One of the most compliant structures in aerospace applications that does not suffer from certification constraints is plain honeycomb. It is widely used in primary and secondary structure of FAR 23/25 certified aircraft. In this research, the compliant nature of this material is being exploited by inserting pouches in each of the honeycomb cells. Pressurizing these pouches results in a stiffening of the overall structure. By having an external (spring) force act on the honeycomb structure, this variable stiffness results in an overall deformation of the honeycomb. Strains in excess of 50% can be achieved through this mechanism without encountering the material (yield) limits. It can be shown that based on the maximum pressure that can be extracted from the High-Pressure Compressor in a typical jet engine, the energy density of pressure adaptive honeycomb is on the par with that of shape memory alloy, while exhibiting strains that are an order of magnitude larger at a transfer efficiency that is close to 1. The paper discusses the mechanics of pressure adaptive honeycomb and describes a simple reduced order model that can be used to simplify the geometric model in a finite element environment. The theory that underpins this reduced order model is shown to correlate well to experimental tests. In addition, a proof-of-concept application is presented where pressure-adaptive honeycomb is integrated over the aft 35% of a wing section. It is demonstrated that camber variations in excess of 5% can be generated by a pressure differential of 40kPa. Results of subsequent wind tunnel test show an increase in lift coefficient of 0.3 at a wind speed of 45kts across an angle of attack ranging from −6° to +20°.

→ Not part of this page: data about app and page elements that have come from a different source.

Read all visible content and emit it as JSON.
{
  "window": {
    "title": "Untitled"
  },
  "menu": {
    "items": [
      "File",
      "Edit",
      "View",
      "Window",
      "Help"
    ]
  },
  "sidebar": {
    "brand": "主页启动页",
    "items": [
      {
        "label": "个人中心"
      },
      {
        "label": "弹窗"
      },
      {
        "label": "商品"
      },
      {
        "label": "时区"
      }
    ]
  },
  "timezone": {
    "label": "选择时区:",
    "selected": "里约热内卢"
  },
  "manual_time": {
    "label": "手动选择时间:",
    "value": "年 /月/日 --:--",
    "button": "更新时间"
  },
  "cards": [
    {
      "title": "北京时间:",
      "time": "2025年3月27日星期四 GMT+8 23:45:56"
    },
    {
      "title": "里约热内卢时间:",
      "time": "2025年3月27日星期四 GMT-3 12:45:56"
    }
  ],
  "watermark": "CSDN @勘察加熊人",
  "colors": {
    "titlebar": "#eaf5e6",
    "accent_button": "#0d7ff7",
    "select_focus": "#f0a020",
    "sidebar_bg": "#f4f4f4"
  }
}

This content is only available via PDF.
You do not currently have access to this content.